Leading Journal of the Irish & UK Fishing Industries

The UK would soar up the global league table if it followed Norway’s practice of landing more than eight in 10 of the fish caught in its own waters, according to a striking new study.

Under the Common Fisheries Policy more than 70 per cent of the fish and shellfish landed from the UK Exclusive Economic Zone (EEZ) is caught by non-UK vessels. This is down to the CFP guaranteeing access to EU vessels and agreements made by the European Commission with third countries.

However, after 1st January 2021, both government and industry have made it clear that control over access to the UK EEZ will revert to the UK in line with international law, and annual negotiations will be held over fishing opportunities. Norway, which controls its own waters, is believed to land 84 per cent of the fish and shellfish caught in its waters, while for Iceland the figure is 95 per cent.

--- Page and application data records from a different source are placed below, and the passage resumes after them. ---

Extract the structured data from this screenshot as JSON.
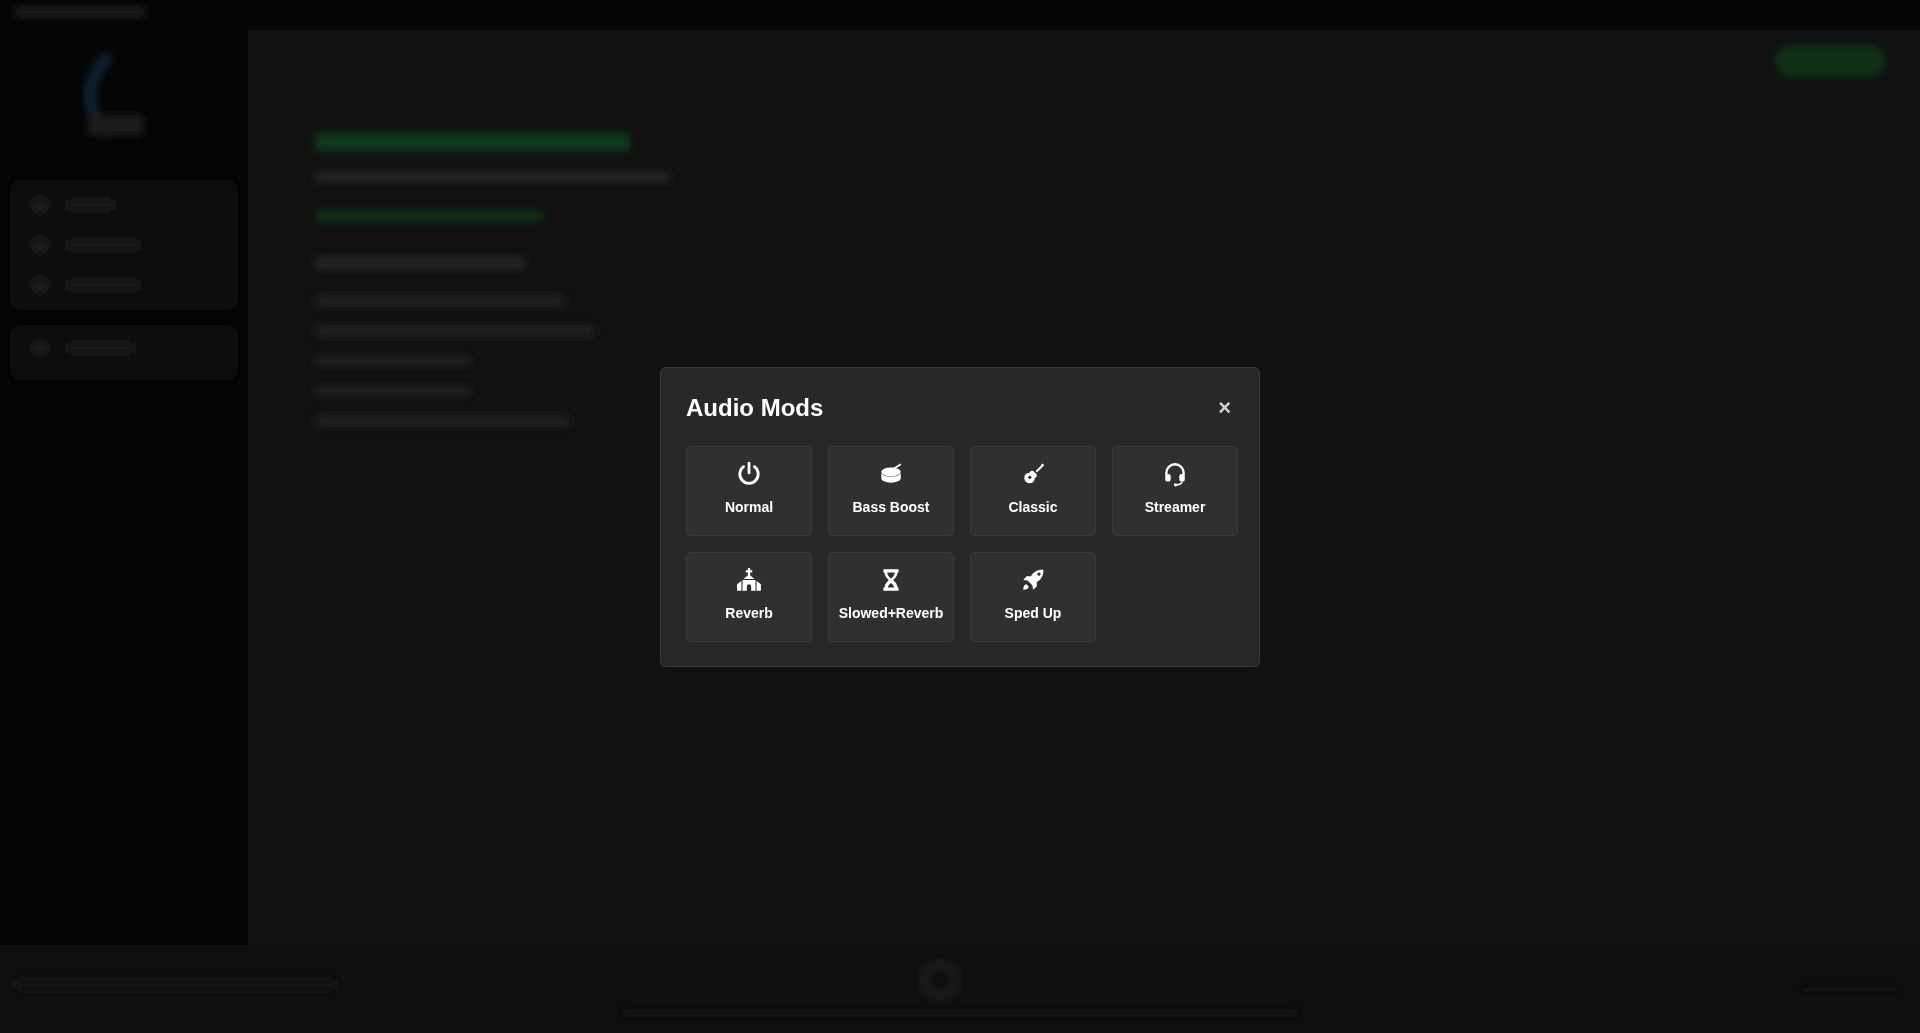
{
  "dialog": {
    "title": "Audio Mods",
    "close": "×"
  },
  "modes": [
    {
      "label": "Normal"
    },
    {
      "label": "Bass Boost"
    },
    {
      "label": "Classic"
    },
    {
      "label": "Streamer"
    },
    {
      "label": "Reverb"
    },
    {
      "label": "Slowed+Reverb"
    },
    {
      "label": "Sped Up"
    }
  ]
}
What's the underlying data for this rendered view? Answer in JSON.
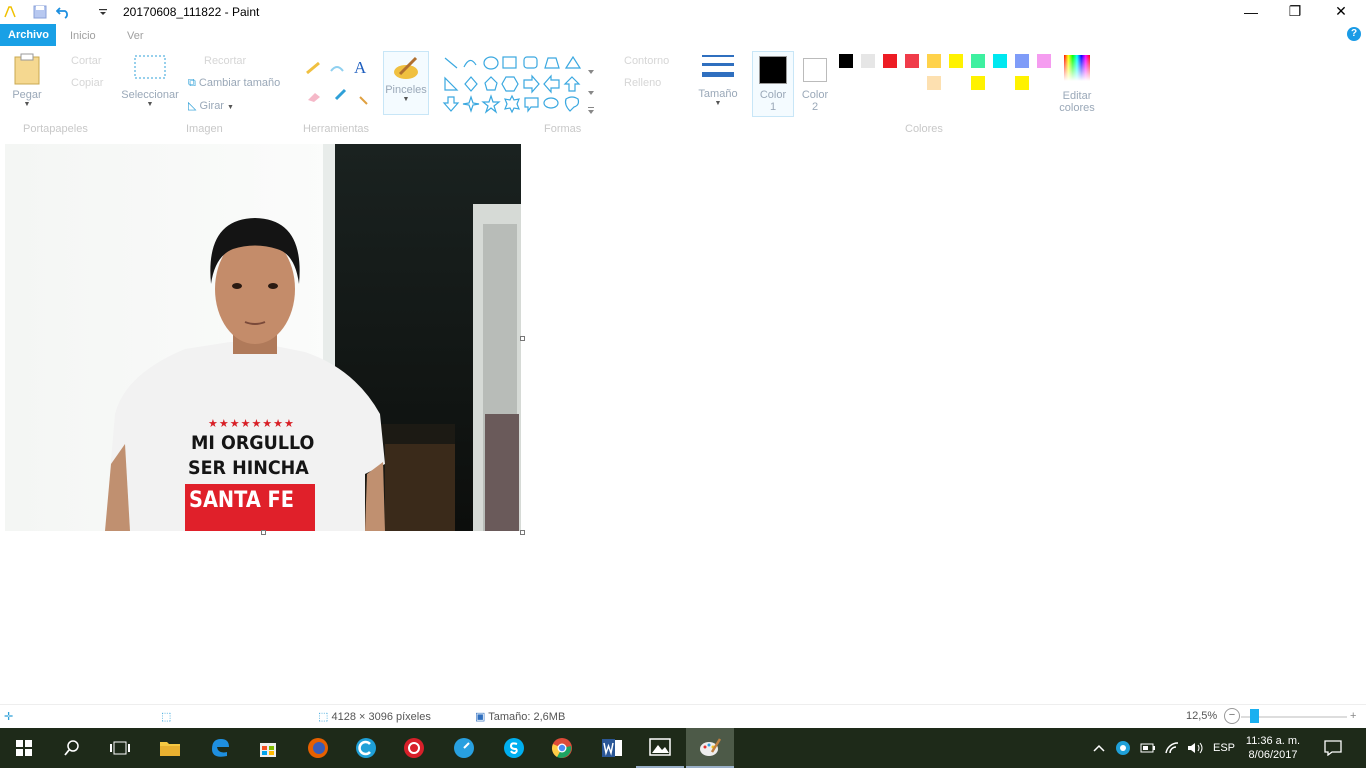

The analysis of global catches by Dr Ian Napier, of the NAFC Marine Centre UHI, notes that if the UK followed the Norwegian scenario, it would catch more than twice what it currently does, propelling it from 25th to 13th in the global rankings.For example, in 2018 UK vessels landed just over 700,000 tonnes of fish and shellfish. Under the Norwegian scenario, this would have been almost 1.7 million tonnes.

Simon Collins, executive officer of the Shetland Fishermen’s Association, said: “This study highlights perfectly the inequitable nature of the CFP as far as UK boats are concerned.

“Far more of the fish in our waters is taken by vessels from other countries than by our own, and nothing rankles more with our members than that. Nobody is saying that we would get to the Norwegian scenario overnight, but the figures show that our ambition to become a truly global player in sustainable fishing is entirely realistic.”

Dr Napier’s analysis also shows that the UK’s ranking for fish landings declined from 6th in the 1950s to 25th by the early 2000s.

This reflected both the decline in landings by UK fishing boats and the expansion by other nations of their catches. This was partly caused by loss of access in the 1970s to distant water fishing grounds, but also the advent of what would become the EU.

“It is likely that an important factor in the relative fortunes of the UK and EU fishing fleets was the UK’s entry to the (then) European Economic Community in 1973 which, under the principal of ‘equal access’, gave other EU states’ fishing boats the right to fish in what become the UK’s exclusive economic zone.Thus, while other EU fishing boats also lost access to ‘distant waters’ they gained access to UK waters. At the same time UK fishing boats were unable to take full advantage of the fish resources in the UK EEZ due to the conflicting ‘rights’ of other EU fishing fleets.”

“This is highlighted by the fact that only 29 per cent of the fish and shellfish landed in from the UK EEZ in 2018 was caught by UK fishing boats.”